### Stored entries

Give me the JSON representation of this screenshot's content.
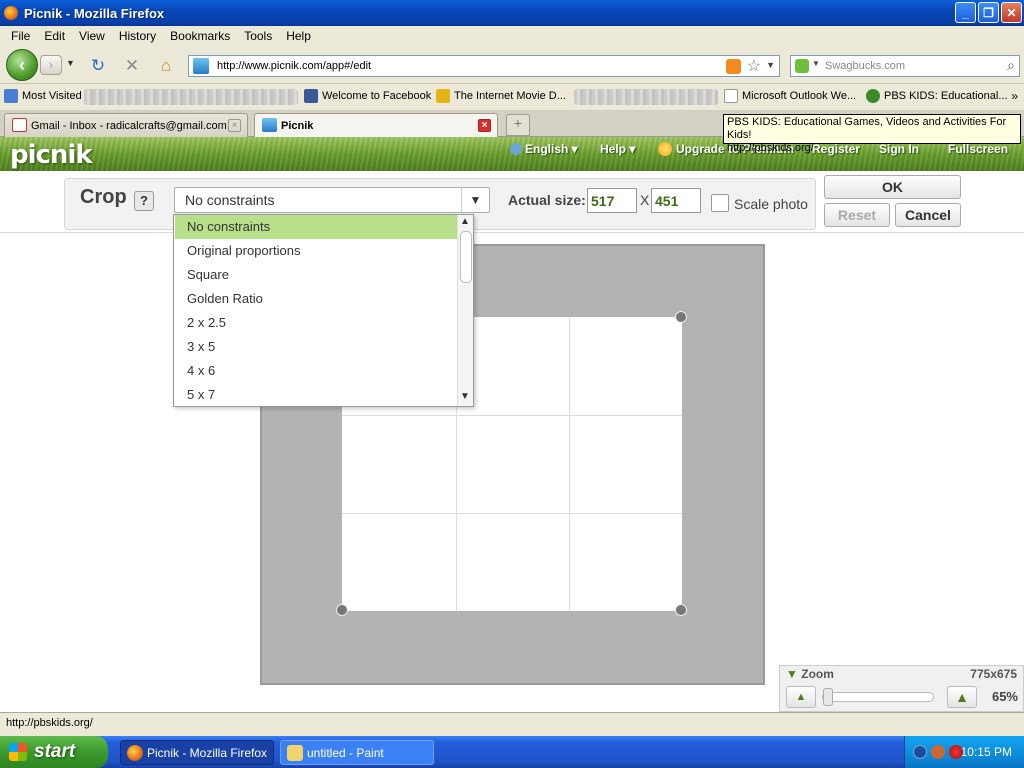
{
  "window": {
    "title": "Picnik - Mozilla Firefox"
  },
  "menu": [
    "File",
    "Edit",
    "View",
    "History",
    "Bookmarks",
    "Tools",
    "Help"
  ],
  "nav": {
    "url": "http://www.picnik.com/app#/edit",
    "search_placeholder": "Swagbucks.com"
  },
  "bookmarks": {
    "most_visited": "Most Visited",
    "facebook": "Welcome to Facebook",
    "imdb": "The Internet Movie D...",
    "outlook": "Microsoft Outlook We...",
    "pbskids": "PBS KIDS: Educational..."
  },
  "tabs": [
    {
      "label": "Gmail - Inbox - radicalcrafts@gmail.com"
    },
    {
      "label": "Picnik"
    }
  ],
  "tooltip": {
    "line1": "PBS KIDS: Educational Games, Videos and Activities For Kids!",
    "line2": "http://pbskids.org/"
  },
  "picnik": {
    "logo": "picnik",
    "nav": {
      "language": "English",
      "help": "Help",
      "upgrade": "Upgrade to Premium",
      "register": "Register",
      "signin": "Sign In",
      "fullscreen": "Fullscreen"
    }
  },
  "crop": {
    "label": "Crop",
    "help": "?",
    "constraint": "No constraints",
    "actual_size_label": "Actual size:",
    "width": "517",
    "height": "451",
    "x": "X",
    "scale_label": "Scale photo",
    "scale_checked": false,
    "ok": "OK",
    "reset": "Reset",
    "cancel": "Cancel",
    "options": [
      "No constraints",
      "Original proportions",
      "Square",
      "Golden Ratio",
      "2 x 2.5",
      "3 x 5",
      "4 x 6",
      "5 x 7"
    ],
    "selected_option": "No constraints"
  },
  "zoom": {
    "label": "Zoom",
    "dimensions": "775x675",
    "percent": "65%"
  },
  "status": "http://pbskids.org/",
  "taskbar": {
    "start": "start",
    "items": [
      {
        "label": "Picnik - Mozilla Firefox"
      },
      {
        "label": "untitled - Paint"
      }
    ],
    "clock": "10:15 PM"
  },
  "colors": {
    "accent": "#b8e08a",
    "xp_blue": "#245edb",
    "picnik_green": "#6a9f2e"
  }
}
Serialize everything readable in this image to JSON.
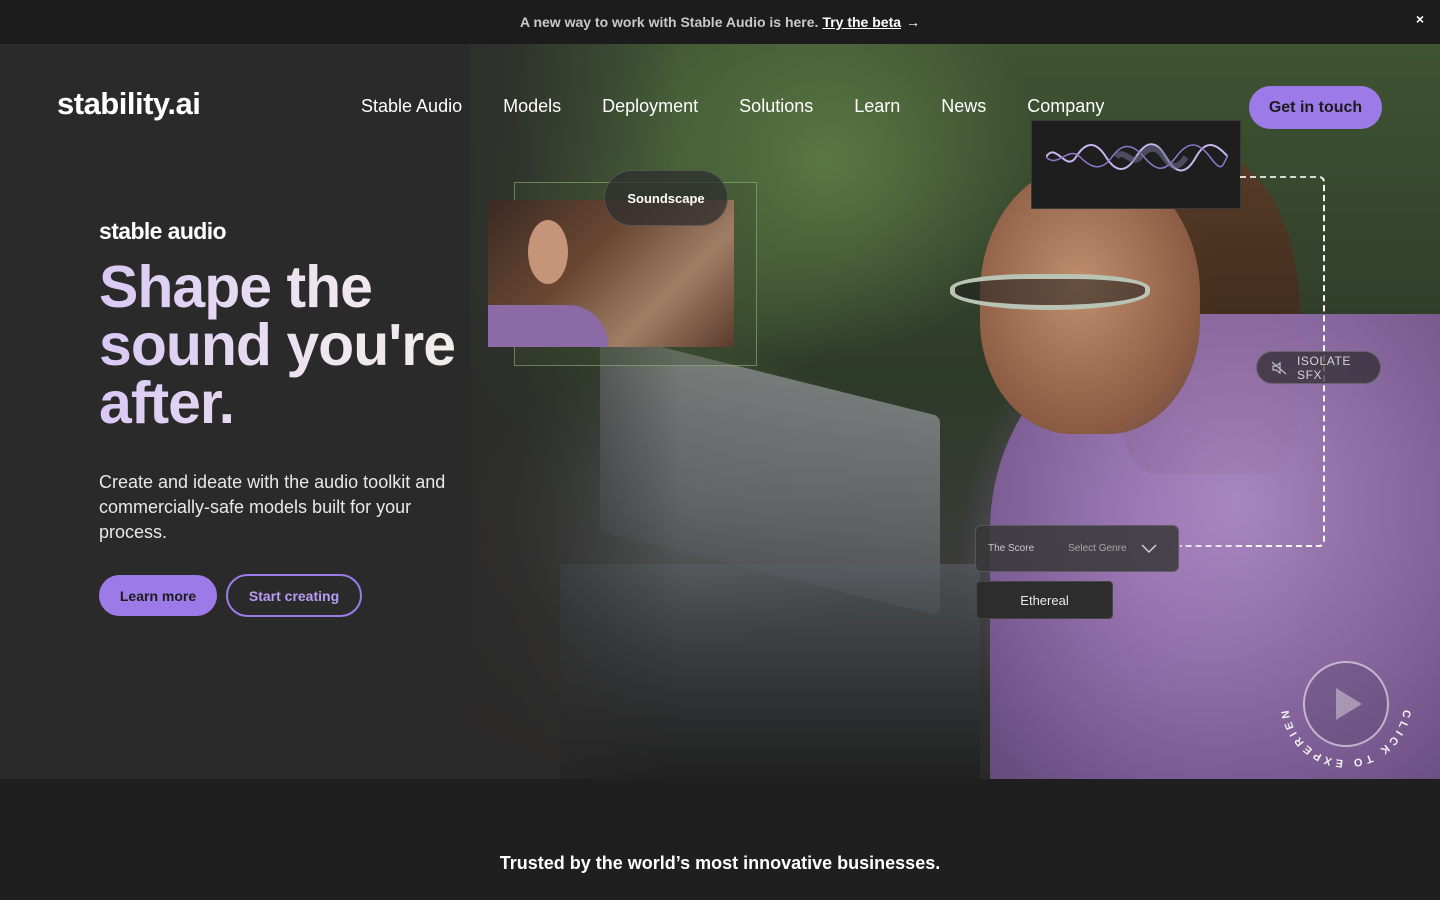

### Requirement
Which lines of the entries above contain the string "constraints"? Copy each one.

### Solution for this exercise
    "constraint": "No constraints",
      "No constraints",
    "selected_option": "No constraints"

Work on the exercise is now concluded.